Invasive South American nutria in wetland habitat.
John and Karen Hollingsworth, US Fish and Wildlife Service, Bugwood.org
Invasive
Family

Echimyidae (spiny rats) or Myocastoridae (nutrias) in the order Rodentia

Description

A robust, semiaquatic rodent with a large head, small ears, small front legs having feet with unwebbed toes, large hind legs having feet with webbing between the first 4 toes, and a round tail. The tail is 12–18 inches in length and is scaly and scantily haired.
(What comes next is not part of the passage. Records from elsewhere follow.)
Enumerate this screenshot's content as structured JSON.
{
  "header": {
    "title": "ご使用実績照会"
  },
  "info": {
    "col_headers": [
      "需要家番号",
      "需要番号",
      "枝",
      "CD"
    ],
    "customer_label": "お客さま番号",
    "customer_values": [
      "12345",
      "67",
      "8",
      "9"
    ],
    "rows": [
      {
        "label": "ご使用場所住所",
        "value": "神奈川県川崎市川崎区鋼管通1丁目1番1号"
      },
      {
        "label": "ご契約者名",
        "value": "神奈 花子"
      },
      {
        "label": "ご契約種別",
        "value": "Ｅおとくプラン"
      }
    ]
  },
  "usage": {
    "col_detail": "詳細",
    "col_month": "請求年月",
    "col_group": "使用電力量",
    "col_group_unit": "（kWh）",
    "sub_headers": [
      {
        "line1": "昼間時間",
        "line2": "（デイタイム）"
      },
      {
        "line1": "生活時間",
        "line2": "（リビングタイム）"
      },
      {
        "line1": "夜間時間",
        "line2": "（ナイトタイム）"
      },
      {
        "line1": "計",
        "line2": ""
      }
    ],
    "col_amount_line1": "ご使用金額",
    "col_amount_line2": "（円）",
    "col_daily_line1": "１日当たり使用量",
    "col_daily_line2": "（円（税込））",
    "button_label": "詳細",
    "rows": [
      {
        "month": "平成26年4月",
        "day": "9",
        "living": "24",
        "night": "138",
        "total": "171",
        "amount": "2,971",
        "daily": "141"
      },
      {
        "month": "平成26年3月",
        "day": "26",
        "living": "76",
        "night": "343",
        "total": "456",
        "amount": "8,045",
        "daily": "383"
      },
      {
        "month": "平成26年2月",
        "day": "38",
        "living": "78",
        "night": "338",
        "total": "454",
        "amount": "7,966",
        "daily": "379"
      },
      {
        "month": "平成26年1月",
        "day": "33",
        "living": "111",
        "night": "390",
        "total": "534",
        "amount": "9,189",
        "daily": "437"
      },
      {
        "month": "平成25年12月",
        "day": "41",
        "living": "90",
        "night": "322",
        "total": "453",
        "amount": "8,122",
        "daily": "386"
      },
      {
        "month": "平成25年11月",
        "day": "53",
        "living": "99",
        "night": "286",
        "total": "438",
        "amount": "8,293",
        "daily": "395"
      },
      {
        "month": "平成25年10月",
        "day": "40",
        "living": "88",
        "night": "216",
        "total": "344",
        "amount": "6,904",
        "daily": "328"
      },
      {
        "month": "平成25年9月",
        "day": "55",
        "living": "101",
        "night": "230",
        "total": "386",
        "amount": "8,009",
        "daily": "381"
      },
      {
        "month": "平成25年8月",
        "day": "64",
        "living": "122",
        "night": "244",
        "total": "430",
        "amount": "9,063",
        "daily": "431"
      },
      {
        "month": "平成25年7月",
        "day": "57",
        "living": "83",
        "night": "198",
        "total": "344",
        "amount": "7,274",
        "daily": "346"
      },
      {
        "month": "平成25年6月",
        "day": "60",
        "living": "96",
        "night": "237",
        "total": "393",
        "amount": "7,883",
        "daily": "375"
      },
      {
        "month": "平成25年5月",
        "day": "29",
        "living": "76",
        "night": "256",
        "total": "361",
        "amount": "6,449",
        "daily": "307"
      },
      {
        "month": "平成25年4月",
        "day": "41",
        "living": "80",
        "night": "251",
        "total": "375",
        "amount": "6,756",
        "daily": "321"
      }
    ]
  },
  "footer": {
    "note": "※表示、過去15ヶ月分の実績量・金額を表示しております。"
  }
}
The general body color is brownish.

Similar species: The nutria somewhat resembles a large muskrat or a small beaver but can easily be distinguished by the round tail (the muskrat's is vertically flattened; the beaver's is horizontally flattened). The tail shape is difficult to see, however, when the animal is swimming.

Size

Total length: 30–42 inches (tip of nose to end of tail); weight: 15–25 pounds.

Habitat and conservation

Wetlands and marshes. Nutria cannot tolerate particularly cold winters, so they will probably not establish large populations in Missouri. They have been introduced globally for fur and for meat, but neither enterprise seems commercially viable. Where nutria establish large populations, they usually become pests, destroying wetlands, wrecking irrigation systems, gnawing on human property, and displacing native species.

Foods

These herbivores feed heavily on aquatic plants. It has been noted that in captivity, the nutria's food consumption is so great that keeping them fed them causes a nutria-farming operation to be unprofitable. They consume about 25 percent of their body weight each day.

image of Nutria Coypu Distribution Map
Distribution in Missouri

In Missouri, the nutria has been occasionally trapped in the southeastern part of the state. It was first reported in Missouri in 1943.

Status

Native to South America, nutria were brought to the U.S. and other countries for the fur market. They have been raised in captivity and have been released or escaped into the wild. Where they have no predators, nutria can overgraze wetlands, exposing their fragile organic soils. In the U.S., they are most numerous, and problematic, in the marshes of Louisiana, Maryland, and Oregon.

Life cycle

Nutria burrow into the banks of streams. There can be up to 3 litters a year. Gestation lasts 130 days. A litter comprises 1–13 young. Upon birth, the young have fur, have open eyes, are able to start eating vegetation within a few hours (thus they are prococial; the same term is used for the young of chickens, which hatch already feathered and are able to run around as soon as their feathers dry). The young nurse for 7–8 weeks, after which they leave home. They can breed as early as 3 or 4 months of age. They can potentially live for up to 6 years, but in the wild most only live for about 1 year, with 3 years the usual limit.

Human connections

Nutria are only one example of the problems caused when people introduce an exotic organism into a region where it doesn't belong. They have destroyed thousands of acres of marshland, and they damage irrigation systems, gnaw on Louisianans' homes, erode river banks, and displace native animals. People must go to great efforts and expense to control them.

Ecosystem connections

While they are not much of a problem in Missouri, nutria wreak havoc on marsh ecosystems in Louisiana and other southern states, where their foraging on emergent aquatic plants and digging into the banks for roots denudes large patches of ground, thus damaging wetland habitats. They are such a problem that in many places eradication efforts are under way.